▶ [YOUR INSTRUCTIONS]:
Will you write out the data exactly, excluding every picture?

▶ [DATA SUPPLIED]:
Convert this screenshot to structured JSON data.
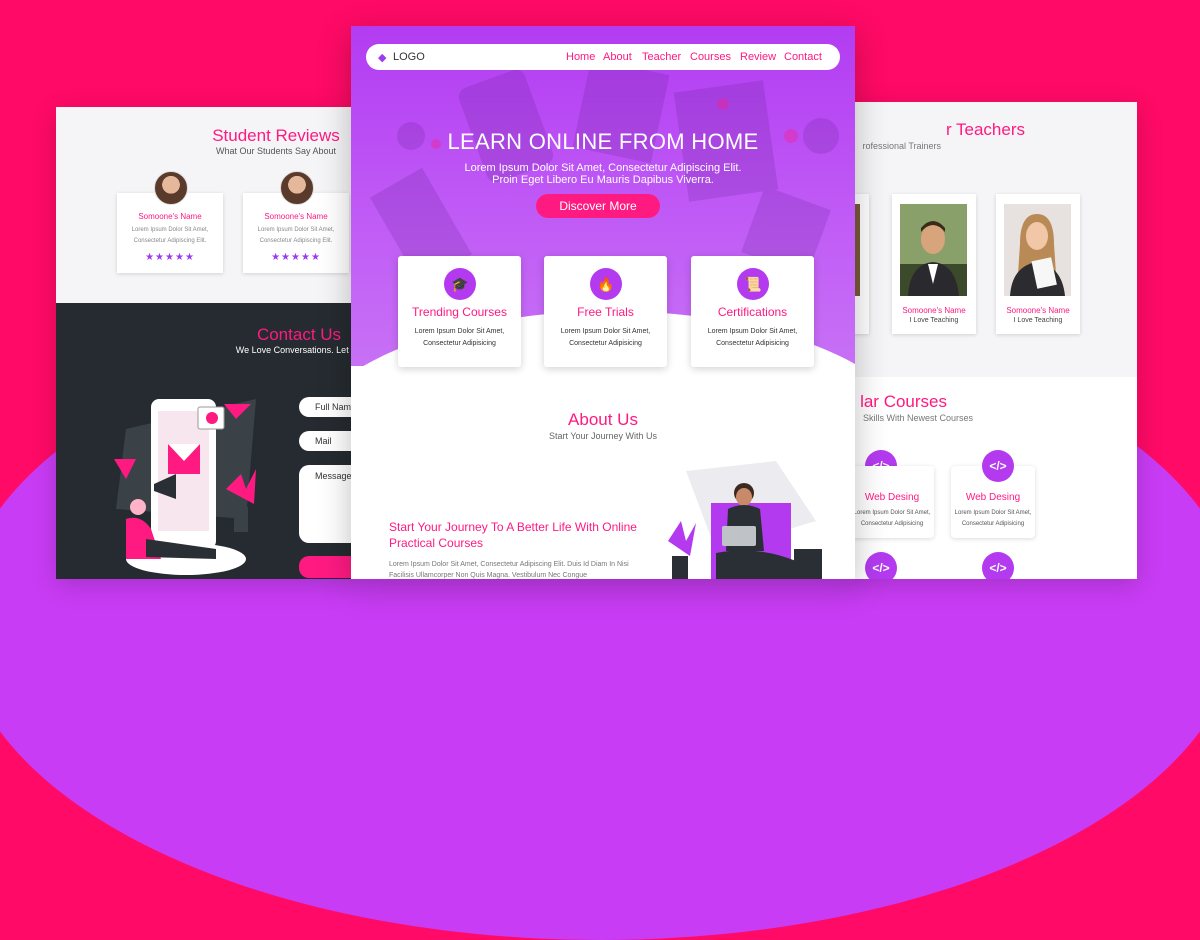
{
  "colors": {
    "pink": "#ff1a82",
    "purple": "#b43af0",
    "dark": "#252b30"
  },
  "reviews_panel": {
    "title": "Student Reviews",
    "subtitle": "What Our Students Say About",
    "cards": [
      {
        "name": "Somoone's Name",
        "text": "Lorem Ipsum Dolor Sit Amet, Consectetur Adipiscing Elit.",
        "stars": "★★★★★"
      },
      {
        "name": "Somoone's Name",
        "text": "Lorem Ipsum Dolor Sit Amet, Consectetur Adipiscing Elit.",
        "stars": "★★★★★"
      }
    ],
    "contact": {
      "title": "Contact Us",
      "subtitle": "We Love Conversations. Let Us",
      "fields": [
        "Full Name",
        "Mail",
        "Message"
      ],
      "send_label": "S"
    }
  },
  "center": {
    "logo": "LOGO",
    "nav": [
      "Home",
      "About",
      "Teacher",
      "Courses",
      "Review",
      "Contact"
    ],
    "hero_title": "LEARN ONLINE FROM HOME",
    "hero_sub": "Lorem Ipsum Dolor Sit Amet, Consectetur Adipiscing Elit. Proin Eget Libero Eu Mauris Dapibus Viverra.",
    "cta": "Discover More",
    "features": [
      {
        "icon": "graduation-cap-icon",
        "glyph": "🎓",
        "title": "Trending Courses",
        "text": "Lorem Ipsum Dolor Sit Amet, Consectetur Adipisicing"
      },
      {
        "icon": "flame-icon",
        "glyph": "🔥",
        "title": "Free Trials",
        "text": "Lorem Ipsum Dolor Sit Amet, Consectetur Adipisicing"
      },
      {
        "icon": "certificate-icon",
        "glyph": "📜",
        "title": "Certifications",
        "text": "Lorem Ipsum Dolor Sit Amet, Consectetur Adipisicing"
      }
    ],
    "about_title": "About Us",
    "about_sub": "Start Your Journey With Us",
    "about_heading": "Start Your Journey To A Better Life With Online Practical Courses",
    "about_text": "Lorem Ipsum Dolor Sit Amet, Consectetur Adipiscing Elit. Duis Id Diam In Nisi Facilisis Ullamcorper Non Quis Magna. Vestibulum Nec Congue"
  },
  "teachers_panel": {
    "title": "r Teachers",
    "subtitle": "rofessional Trainers",
    "cards": [
      {
        "name": "me",
        "role": ""
      },
      {
        "name": "Somoone's Name",
        "role": "I Love Teaching"
      },
      {
        "name": "Somoone's Name",
        "role": "I Love Teaching"
      }
    ],
    "courses_title": "lar Courses",
    "courses_sub": "Skills With Newest Courses",
    "courses": [
      {
        "icon": "code-icon",
        "glyph": "</>",
        "name": "Web Desing",
        "text": "Lorem Ipsum Dolor Sit Amet, Consectetur Adipisicing"
      },
      {
        "icon": "code-icon",
        "glyph": "</>",
        "name": "Web Desing",
        "text": "Lorem Ipsum Dolor Sit Amet, Consectetur Adipisicing"
      }
    ]
  }
}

▶ [ANSWER SPACE]:
Convert this screenshot to structured JSON data.
{
  "colors": {
    "pink": "#ff1a82",
    "purple": "#b43af0",
    "dark": "#252b30"
  },
  "reviews_panel": {
    "title": "Student Reviews",
    "subtitle": "What Our Students Say About",
    "cards": [
      {
        "name": "Somoone's Name",
        "text": "Lorem Ipsum Dolor Sit Amet, Consectetur Adipiscing Elit.",
        "stars": "★★★★★"
      },
      {
        "name": "Somoone's Name",
        "text": "Lorem Ipsum Dolor Sit Amet, Consectetur Adipiscing Elit.",
        "stars": "★★★★★"
      }
    ],
    "contact": {
      "title": "Contact Us",
      "subtitle": "We Love Conversations. Let Us",
      "fields": [
        "Full Name",
        "Mail",
        "Message"
      ],
      "send_label": "S"
    }
  },
  "center": {
    "logo": "LOGO",
    "nav": [
      "Home",
      "About",
      "Teacher",
      "Courses",
      "Review",
      "Contact"
    ],
    "hero_title": "LEARN ONLINE FROM HOME",
    "hero_sub": "Lorem Ipsum Dolor Sit Amet, Consectetur Adipiscing Elit. Proin Eget Libero Eu Mauris Dapibus Viverra.",
    "cta": "Discover More",
    "features": [
      {
        "icon": "graduation-cap-icon",
        "glyph": "🎓",
        "title": "Trending Courses",
        "text": "Lorem Ipsum Dolor Sit Amet, Consectetur Adipisicing"
      },
      {
        "icon": "flame-icon",
        "glyph": "🔥",
        "title": "Free Trials",
        "text": "Lorem Ipsum Dolor Sit Amet, Consectetur Adipisicing"
      },
      {
        "icon": "certificate-icon",
        "glyph": "📜",
        "title": "Certifications",
        "text": "Lorem Ipsum Dolor Sit Amet, Consectetur Adipisicing"
      }
    ],
    "about_title": "About Us",
    "about_sub": "Start Your Journey With Us",
    "about_heading": "Start Your Journey To A Better Life With Online Practical Courses",
    "about_text": "Lorem Ipsum Dolor Sit Amet, Consectetur Adipiscing Elit. Duis Id Diam In Nisi Facilisis Ullamcorper Non Quis Magna. Vestibulum Nec Congue"
  },
  "teachers_panel": {
    "title": "r Teachers",
    "subtitle": "rofessional Trainers",
    "cards": [
      {
        "name": "me",
        "role": ""
      },
      {
        "name": "Somoone's Name",
        "role": "I Love Teaching"
      },
      {
        "name": "Somoone's Name",
        "role": "I Love Teaching"
      }
    ],
    "courses_title": "lar Courses",
    "courses_sub": "Skills With Newest Courses",
    "courses": [
      {
        "icon": "code-icon",
        "glyph": "</>",
        "name": "Web Desing",
        "text": "Lorem Ipsum Dolor Sit Amet, Consectetur Adipisicing"
      },
      {
        "icon": "code-icon",
        "glyph": "</>",
        "name": "Web Desing",
        "text": "Lorem Ipsum Dolor Sit Amet, Consectetur Adipisicing"
      }
    ]
  }
}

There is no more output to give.